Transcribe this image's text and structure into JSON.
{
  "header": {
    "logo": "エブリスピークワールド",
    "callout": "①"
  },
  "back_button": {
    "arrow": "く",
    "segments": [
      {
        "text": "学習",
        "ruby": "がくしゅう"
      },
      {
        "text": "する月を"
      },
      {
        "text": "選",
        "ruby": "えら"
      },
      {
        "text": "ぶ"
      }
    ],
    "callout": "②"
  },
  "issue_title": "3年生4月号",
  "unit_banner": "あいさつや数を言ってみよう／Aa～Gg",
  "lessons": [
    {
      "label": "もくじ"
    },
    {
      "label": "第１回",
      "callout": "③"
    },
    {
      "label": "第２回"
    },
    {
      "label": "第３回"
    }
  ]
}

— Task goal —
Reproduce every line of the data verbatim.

— Task answer —
Transcribe this image's text and structure into JSON.
{
  "header": {
    "logo": "エブリスピークワールド",
    "callout": "①"
  },
  "back_button": {
    "arrow": "く",
    "segments": [
      {
        "text": "学習",
        "ruby": "がくしゅう"
      },
      {
        "text": "する月を"
      },
      {
        "text": "選",
        "ruby": "えら"
      },
      {
        "text": "ぶ"
      }
    ],
    "callout": "②"
  },
  "issue_title": "3年生4月号",
  "unit_banner": "あいさつや数を言ってみよう／Aa～Gg",
  "lessons": [
    {
      "label": "もくじ"
    },
    {
      "label": "第１回",
      "callout": "③"
    },
    {
      "label": "第２回"
    },
    {
      "label": "第３回"
    }
  ]
}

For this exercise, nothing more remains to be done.